Take every line from the material that has the word "location" in it.
——————
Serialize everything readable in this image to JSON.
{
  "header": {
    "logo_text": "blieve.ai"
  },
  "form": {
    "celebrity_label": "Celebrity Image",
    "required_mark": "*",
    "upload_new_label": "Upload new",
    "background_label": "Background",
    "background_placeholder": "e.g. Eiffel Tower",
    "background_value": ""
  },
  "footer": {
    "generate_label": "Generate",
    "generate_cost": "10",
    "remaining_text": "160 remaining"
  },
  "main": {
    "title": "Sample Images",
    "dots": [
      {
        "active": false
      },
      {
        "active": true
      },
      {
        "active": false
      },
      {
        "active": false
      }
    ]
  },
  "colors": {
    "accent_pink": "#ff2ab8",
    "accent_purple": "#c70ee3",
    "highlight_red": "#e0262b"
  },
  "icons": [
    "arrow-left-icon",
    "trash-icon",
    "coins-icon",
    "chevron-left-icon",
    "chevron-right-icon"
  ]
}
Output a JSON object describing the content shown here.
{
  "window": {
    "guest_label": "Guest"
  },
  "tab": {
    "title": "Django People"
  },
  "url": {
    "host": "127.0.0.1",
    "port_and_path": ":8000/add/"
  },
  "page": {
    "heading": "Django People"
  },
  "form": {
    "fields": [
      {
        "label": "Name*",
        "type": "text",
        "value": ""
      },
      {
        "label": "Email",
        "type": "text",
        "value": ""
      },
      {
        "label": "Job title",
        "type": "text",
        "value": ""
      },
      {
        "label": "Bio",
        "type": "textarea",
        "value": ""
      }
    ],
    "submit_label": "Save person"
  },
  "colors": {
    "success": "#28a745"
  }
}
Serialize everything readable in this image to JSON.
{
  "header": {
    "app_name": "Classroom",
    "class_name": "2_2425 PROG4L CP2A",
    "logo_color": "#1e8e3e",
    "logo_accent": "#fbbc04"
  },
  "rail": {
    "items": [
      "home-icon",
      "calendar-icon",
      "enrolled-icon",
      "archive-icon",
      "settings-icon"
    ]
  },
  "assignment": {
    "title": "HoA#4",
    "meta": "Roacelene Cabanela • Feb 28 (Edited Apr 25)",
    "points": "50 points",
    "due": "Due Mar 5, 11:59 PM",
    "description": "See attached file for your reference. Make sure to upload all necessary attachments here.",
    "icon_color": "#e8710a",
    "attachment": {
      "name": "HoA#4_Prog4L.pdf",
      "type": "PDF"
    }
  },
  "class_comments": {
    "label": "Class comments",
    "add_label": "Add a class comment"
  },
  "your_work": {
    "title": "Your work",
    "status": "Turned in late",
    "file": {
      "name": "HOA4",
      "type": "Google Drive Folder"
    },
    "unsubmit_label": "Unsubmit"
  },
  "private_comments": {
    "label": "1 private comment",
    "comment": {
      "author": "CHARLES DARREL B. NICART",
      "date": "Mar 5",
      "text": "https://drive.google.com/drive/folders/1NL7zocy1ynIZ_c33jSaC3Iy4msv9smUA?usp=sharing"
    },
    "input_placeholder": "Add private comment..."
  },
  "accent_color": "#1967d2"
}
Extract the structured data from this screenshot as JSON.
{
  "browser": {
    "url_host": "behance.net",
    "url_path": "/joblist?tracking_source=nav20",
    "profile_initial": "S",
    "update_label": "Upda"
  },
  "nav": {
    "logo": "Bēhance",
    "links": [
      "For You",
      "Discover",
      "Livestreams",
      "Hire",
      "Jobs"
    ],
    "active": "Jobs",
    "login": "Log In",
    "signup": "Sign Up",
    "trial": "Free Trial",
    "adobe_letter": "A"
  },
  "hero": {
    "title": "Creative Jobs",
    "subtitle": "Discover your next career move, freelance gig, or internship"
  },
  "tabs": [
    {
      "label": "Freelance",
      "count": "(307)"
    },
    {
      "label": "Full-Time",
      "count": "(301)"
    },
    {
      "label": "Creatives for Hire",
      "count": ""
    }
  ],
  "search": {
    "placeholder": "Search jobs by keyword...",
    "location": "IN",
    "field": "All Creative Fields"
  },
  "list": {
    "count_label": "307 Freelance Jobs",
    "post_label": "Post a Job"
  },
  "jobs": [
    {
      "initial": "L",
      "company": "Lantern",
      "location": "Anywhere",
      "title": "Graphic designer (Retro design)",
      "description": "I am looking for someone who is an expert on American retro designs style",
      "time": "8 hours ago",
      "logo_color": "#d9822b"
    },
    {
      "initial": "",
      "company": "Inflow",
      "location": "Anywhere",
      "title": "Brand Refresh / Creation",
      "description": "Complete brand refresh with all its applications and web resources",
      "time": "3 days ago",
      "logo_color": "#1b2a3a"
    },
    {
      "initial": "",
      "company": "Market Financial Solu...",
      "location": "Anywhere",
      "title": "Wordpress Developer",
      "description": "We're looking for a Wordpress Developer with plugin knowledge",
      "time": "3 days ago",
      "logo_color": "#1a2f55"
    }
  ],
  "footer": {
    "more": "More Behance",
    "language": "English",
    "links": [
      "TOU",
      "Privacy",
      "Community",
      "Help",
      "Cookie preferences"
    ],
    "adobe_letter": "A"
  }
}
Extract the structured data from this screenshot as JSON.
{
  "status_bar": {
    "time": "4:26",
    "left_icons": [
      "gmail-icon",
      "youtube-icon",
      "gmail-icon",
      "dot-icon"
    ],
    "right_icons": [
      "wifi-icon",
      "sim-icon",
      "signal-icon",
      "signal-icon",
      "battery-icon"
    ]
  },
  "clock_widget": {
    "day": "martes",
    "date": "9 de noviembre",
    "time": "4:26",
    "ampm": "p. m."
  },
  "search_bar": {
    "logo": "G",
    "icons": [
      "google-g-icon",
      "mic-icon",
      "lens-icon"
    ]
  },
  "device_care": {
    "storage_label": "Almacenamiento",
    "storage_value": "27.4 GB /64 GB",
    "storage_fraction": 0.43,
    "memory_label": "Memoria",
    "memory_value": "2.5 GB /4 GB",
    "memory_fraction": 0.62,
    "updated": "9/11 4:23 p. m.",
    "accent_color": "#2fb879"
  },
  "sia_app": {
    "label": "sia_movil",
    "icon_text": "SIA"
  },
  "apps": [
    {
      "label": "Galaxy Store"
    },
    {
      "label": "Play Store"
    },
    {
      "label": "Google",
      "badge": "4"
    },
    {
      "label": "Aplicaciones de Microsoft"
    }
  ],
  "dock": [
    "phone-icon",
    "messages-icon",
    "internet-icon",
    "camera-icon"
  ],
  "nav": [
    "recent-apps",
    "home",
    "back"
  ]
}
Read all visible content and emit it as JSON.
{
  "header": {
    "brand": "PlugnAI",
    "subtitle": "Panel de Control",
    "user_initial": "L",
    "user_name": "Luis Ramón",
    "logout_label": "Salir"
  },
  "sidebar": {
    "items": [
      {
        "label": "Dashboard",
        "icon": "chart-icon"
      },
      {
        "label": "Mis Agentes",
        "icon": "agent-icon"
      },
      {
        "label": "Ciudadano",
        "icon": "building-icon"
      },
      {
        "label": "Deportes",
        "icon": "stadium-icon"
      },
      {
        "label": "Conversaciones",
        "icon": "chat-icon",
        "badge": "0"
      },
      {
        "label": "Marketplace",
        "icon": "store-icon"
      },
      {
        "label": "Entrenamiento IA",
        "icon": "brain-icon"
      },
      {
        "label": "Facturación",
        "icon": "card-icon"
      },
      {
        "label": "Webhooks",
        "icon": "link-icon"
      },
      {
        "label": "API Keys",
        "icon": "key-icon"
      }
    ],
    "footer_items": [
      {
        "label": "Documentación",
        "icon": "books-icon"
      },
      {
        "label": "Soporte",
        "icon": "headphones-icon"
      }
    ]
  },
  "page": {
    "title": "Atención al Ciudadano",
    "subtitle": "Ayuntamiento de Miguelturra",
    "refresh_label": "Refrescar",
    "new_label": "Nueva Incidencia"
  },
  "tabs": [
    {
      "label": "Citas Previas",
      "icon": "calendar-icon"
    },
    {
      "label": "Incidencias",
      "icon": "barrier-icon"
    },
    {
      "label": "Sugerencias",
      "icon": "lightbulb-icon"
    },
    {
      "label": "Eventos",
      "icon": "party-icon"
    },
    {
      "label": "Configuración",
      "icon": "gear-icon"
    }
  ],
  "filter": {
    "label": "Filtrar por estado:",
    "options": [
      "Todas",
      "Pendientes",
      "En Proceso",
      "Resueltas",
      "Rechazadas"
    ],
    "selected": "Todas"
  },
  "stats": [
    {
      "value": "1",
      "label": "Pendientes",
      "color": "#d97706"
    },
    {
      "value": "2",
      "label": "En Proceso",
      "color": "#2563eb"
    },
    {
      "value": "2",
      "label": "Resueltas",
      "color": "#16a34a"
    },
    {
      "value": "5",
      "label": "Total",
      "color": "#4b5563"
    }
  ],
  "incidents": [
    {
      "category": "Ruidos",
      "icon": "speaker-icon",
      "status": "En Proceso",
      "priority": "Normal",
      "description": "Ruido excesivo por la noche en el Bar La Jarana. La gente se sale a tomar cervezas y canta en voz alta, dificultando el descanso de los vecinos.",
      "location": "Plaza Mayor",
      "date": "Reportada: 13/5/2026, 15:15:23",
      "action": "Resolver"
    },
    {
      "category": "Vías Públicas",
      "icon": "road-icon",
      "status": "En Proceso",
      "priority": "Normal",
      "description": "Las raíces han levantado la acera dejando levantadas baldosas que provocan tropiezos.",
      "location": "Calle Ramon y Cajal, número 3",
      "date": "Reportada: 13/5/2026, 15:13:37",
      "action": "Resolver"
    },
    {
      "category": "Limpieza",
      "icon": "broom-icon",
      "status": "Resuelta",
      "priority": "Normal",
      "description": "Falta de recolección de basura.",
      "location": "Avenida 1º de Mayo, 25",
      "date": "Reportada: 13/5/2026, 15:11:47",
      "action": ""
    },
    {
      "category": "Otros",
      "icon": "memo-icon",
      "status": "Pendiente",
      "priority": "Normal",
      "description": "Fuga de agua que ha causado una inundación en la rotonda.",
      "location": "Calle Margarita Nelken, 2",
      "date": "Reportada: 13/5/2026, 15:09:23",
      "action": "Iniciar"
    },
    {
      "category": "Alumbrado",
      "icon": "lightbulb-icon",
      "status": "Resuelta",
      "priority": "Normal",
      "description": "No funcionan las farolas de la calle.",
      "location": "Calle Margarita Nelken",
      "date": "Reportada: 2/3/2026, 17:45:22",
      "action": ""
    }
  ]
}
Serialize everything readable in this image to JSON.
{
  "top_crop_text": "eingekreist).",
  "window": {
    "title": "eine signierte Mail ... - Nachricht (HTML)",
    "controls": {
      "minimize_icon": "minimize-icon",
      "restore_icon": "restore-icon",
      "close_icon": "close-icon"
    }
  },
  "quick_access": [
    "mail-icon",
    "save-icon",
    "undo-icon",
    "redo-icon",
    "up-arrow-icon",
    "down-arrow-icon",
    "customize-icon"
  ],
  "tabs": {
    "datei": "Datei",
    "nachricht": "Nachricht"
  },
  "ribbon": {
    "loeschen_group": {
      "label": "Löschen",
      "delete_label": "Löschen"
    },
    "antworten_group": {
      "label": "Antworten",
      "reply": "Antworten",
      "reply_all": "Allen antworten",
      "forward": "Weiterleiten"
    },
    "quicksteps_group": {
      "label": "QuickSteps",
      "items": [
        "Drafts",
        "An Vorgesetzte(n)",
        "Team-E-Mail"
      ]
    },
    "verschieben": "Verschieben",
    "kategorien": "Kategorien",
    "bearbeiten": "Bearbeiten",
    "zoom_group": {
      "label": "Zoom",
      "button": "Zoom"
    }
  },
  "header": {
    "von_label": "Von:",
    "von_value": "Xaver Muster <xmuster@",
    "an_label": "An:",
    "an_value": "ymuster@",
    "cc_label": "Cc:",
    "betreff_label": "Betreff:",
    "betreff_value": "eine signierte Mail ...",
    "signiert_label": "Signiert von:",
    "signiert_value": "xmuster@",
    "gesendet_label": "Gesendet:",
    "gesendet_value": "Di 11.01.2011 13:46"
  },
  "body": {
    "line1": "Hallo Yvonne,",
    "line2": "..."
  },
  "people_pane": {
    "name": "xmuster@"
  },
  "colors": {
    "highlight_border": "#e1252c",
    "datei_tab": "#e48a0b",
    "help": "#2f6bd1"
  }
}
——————
**Answer for the task:**
    "location": "IN",
      "location": "Anywhere",
      "location": "Anywhere",
      "location": "Anywhere",
      "location": "Plaza Mayor",
      "location": "Calle Ramon y Cajal, número 3",
      "location": "Avenida 1º de Mayo, 25",
      "location": "Calle Margarita Nelken, 2",
      "location": "Calle Margarita Nelken",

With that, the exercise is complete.